[EXERCISE DETAILS]: Your task is to filter the data below down to the lines holding "frequency".

+===+

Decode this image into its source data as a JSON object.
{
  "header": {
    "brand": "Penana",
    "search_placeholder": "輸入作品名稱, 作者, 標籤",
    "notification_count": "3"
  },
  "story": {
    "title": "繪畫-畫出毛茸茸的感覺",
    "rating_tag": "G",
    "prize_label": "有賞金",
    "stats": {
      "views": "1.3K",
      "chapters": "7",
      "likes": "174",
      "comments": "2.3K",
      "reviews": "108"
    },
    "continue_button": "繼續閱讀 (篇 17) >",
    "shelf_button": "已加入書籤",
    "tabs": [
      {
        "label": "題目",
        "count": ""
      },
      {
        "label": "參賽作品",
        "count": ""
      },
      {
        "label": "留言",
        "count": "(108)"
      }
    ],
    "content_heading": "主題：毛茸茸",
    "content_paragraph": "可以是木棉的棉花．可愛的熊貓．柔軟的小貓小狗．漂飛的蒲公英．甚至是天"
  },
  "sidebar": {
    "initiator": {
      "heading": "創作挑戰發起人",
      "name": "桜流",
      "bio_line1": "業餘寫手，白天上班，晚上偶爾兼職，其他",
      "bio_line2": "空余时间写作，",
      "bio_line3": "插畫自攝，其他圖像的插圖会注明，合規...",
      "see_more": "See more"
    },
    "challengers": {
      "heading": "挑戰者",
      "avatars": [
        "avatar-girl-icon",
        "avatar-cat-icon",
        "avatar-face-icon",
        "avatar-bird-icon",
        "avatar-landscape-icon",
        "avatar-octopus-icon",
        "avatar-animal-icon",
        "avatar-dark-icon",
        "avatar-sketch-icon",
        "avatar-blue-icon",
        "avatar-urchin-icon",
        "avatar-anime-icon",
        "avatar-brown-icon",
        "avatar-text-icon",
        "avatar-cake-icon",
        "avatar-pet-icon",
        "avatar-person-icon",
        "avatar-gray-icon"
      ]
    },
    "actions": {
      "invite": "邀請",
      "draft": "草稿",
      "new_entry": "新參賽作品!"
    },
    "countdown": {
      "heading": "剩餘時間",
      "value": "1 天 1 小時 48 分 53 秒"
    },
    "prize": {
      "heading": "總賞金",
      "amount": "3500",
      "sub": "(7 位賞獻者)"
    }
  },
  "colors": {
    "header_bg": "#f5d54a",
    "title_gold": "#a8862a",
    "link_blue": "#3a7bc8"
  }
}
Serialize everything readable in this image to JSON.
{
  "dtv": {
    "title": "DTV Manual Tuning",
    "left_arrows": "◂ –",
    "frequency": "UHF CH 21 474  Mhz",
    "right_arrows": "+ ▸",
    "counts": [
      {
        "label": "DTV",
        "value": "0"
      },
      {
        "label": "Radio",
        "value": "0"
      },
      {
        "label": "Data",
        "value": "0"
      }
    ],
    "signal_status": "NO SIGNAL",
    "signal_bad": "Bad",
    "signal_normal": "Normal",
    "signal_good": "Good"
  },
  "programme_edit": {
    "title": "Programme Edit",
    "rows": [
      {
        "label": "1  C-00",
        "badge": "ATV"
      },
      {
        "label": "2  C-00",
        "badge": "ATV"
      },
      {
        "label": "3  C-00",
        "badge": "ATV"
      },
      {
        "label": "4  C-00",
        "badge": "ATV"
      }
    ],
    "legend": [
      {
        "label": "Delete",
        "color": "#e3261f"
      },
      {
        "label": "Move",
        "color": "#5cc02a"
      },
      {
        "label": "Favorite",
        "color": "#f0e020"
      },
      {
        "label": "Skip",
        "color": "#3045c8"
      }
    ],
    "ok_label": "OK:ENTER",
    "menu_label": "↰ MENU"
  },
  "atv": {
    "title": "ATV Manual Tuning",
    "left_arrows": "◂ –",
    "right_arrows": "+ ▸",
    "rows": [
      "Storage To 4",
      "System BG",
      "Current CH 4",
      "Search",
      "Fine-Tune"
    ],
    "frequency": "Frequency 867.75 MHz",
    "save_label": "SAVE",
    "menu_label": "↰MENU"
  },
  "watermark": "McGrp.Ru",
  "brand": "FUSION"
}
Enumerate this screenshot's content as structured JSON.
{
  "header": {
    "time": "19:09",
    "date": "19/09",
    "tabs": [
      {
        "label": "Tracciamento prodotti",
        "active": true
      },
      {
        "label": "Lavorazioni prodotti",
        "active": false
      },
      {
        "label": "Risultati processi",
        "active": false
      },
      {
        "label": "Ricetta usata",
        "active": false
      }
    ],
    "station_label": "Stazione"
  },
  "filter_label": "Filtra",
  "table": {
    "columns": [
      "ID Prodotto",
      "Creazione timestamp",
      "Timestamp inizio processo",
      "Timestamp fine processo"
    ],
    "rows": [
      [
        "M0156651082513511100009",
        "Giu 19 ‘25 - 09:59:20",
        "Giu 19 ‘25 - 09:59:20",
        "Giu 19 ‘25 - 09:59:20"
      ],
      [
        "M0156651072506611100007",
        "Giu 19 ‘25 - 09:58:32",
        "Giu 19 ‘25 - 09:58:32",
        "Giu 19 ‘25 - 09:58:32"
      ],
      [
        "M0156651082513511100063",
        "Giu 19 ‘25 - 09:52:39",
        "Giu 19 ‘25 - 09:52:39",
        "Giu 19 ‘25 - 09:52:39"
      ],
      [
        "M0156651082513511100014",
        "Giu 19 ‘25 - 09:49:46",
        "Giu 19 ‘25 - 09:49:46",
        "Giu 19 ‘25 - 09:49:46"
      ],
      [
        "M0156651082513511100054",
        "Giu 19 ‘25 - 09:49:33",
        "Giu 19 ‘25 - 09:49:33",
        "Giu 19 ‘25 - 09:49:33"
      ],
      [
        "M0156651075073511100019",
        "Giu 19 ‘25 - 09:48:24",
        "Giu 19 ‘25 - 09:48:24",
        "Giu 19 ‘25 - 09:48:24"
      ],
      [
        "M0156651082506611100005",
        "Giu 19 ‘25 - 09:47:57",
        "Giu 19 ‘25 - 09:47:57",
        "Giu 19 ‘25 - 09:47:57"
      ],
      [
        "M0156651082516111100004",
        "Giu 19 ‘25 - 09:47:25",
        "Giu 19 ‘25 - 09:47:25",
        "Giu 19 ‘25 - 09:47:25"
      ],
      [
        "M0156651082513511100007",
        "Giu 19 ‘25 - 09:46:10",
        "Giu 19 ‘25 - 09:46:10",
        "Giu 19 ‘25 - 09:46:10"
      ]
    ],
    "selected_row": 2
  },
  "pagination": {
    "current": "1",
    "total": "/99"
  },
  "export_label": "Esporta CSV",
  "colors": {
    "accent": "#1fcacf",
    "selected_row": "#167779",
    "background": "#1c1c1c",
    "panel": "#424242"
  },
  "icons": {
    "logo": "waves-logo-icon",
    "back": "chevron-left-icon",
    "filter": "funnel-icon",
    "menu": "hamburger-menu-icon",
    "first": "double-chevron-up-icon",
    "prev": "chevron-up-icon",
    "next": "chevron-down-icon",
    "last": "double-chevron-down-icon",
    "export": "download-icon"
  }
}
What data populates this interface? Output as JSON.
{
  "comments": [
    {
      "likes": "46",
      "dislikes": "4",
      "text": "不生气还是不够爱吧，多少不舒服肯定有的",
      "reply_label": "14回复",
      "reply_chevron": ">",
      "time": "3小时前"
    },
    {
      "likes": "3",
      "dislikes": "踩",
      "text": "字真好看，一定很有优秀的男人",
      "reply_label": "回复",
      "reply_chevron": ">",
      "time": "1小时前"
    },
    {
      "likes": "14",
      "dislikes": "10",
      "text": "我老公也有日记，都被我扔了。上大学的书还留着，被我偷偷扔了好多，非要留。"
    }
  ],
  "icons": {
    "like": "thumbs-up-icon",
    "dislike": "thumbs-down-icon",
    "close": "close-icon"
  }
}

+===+

[OUTPUT BELOW]:
    "frequency": "UHF CH 21 474  Mhz",
    "frequency": "Frequency 867.75 MHz",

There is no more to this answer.